We are subject to our collective perceptions about ability and disability, and those people in our lives with whom we work so hard are subject to those perceptions. Behaviorally speaking, if we are to challenge our patterns, we must stop rewarding ourselves by suggesting that to provide anything to individuals with exceptional living and learning needs is an accomplishment. Instead, we must reward ourselves only when we are able to give access to, support, or provide an equitable quality of life to that of neurotypical people.

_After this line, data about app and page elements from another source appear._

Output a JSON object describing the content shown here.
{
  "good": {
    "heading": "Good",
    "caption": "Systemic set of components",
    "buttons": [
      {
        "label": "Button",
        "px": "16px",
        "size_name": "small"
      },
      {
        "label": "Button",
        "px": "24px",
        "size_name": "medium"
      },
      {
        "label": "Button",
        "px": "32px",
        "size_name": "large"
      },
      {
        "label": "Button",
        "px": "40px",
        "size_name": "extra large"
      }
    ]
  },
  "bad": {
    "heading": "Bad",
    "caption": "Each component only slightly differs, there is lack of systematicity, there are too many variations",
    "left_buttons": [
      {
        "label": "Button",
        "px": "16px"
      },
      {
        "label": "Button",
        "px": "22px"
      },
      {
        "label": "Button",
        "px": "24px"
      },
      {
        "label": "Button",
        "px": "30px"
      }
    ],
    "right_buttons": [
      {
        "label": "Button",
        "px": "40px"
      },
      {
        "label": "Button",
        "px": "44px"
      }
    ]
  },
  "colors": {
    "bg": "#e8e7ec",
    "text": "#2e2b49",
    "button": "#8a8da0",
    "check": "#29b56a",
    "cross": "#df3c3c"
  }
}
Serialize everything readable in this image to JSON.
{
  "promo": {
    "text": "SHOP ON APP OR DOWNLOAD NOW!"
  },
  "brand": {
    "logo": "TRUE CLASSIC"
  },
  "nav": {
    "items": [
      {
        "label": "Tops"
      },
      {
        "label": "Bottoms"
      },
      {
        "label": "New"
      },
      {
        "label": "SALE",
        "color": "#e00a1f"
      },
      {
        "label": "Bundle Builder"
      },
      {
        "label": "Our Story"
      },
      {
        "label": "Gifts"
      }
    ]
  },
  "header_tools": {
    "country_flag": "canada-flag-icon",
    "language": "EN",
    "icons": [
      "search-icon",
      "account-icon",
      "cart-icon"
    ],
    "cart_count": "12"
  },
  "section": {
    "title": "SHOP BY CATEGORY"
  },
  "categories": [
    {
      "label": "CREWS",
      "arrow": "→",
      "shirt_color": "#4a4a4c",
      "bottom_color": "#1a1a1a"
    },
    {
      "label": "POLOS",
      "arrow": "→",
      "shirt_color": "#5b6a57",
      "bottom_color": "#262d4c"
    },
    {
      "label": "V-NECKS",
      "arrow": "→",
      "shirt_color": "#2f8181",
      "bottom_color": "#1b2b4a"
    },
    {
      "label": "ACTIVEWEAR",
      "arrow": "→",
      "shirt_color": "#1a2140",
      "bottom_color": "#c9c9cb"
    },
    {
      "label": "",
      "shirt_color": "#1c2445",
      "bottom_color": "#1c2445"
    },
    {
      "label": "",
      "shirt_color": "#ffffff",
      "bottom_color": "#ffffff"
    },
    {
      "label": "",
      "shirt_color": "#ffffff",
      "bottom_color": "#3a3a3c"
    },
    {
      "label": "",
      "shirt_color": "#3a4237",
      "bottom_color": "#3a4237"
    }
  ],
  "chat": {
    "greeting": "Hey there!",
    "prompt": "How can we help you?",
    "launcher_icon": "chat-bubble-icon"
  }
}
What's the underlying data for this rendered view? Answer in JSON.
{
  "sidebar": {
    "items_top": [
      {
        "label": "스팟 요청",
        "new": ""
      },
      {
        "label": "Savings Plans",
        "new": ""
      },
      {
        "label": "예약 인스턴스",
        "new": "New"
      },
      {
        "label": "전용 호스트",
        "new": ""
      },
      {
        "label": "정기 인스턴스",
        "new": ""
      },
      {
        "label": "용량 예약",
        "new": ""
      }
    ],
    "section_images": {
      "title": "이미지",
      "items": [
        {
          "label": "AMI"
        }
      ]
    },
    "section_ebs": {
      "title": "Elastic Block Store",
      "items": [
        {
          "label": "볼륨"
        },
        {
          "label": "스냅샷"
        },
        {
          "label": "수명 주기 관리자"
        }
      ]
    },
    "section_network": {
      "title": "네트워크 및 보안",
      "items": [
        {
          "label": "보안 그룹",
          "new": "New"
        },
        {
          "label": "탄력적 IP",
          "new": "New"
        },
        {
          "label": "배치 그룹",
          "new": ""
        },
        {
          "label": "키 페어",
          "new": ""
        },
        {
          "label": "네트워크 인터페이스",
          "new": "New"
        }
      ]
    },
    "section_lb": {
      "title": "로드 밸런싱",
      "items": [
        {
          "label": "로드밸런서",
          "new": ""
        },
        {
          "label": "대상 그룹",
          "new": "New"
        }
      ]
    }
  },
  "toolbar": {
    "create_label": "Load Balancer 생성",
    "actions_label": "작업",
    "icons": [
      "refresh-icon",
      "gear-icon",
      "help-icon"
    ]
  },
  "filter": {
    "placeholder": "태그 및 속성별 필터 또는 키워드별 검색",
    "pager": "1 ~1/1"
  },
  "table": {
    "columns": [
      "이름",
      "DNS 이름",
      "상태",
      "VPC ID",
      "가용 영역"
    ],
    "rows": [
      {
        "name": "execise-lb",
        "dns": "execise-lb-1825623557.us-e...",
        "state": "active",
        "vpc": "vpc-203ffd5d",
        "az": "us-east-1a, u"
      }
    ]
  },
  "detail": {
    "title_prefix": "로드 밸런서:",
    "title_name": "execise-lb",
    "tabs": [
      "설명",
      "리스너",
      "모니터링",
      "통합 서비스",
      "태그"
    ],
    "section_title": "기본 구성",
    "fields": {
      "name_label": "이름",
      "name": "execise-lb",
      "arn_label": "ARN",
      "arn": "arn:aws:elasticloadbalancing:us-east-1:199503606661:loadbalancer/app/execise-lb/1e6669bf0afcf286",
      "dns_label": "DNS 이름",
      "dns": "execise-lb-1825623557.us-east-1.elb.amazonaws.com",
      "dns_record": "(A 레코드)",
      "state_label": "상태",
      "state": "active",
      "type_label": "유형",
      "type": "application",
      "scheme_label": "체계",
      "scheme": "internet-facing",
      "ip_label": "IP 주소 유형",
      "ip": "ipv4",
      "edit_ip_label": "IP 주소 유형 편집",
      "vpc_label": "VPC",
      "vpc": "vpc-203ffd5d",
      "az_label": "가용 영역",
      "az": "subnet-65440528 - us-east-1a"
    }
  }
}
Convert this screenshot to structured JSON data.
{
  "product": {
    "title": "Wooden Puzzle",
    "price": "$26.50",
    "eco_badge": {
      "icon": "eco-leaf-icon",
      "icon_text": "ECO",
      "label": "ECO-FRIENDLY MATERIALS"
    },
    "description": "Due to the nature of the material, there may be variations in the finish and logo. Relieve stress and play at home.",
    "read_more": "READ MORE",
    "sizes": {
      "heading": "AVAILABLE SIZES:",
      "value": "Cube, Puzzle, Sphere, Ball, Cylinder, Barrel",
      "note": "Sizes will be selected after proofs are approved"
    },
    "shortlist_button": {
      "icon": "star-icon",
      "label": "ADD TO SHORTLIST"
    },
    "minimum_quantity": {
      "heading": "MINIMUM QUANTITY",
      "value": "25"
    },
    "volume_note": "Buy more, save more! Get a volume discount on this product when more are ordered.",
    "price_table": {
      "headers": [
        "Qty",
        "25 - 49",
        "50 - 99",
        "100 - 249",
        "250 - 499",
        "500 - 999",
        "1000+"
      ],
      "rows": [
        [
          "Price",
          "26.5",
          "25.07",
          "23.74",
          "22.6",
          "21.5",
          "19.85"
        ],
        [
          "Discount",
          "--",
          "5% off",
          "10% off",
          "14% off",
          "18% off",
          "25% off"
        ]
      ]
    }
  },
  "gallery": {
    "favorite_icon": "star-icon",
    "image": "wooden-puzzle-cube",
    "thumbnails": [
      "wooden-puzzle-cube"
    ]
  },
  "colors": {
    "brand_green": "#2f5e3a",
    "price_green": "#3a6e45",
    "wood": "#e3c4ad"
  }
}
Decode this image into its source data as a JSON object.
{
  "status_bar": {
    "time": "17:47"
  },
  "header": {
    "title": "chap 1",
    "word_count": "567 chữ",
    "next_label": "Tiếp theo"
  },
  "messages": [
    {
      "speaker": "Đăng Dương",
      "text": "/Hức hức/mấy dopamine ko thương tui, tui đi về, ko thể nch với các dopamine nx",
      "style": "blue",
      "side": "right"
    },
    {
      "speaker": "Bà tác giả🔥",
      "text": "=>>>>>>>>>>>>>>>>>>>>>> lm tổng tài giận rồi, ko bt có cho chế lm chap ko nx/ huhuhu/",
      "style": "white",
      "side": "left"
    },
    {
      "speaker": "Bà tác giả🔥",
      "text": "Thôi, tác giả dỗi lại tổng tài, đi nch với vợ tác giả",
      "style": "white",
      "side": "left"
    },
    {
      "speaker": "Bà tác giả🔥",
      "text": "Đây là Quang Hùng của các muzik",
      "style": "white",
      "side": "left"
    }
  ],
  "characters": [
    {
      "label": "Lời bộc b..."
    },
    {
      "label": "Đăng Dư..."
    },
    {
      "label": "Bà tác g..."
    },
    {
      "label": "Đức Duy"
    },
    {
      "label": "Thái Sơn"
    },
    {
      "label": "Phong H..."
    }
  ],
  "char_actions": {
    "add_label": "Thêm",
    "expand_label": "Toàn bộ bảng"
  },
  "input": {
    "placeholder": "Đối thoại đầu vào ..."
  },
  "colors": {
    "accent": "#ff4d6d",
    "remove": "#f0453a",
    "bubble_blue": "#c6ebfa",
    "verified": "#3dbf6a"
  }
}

We must recalibrate our perceptions such that the outcomes of our efforts are not just socially acceptable and valuable, but are always valuable to the individuals and families that we serve. In honor of the new year, let’s all work to challenge these habits and patterns of perception.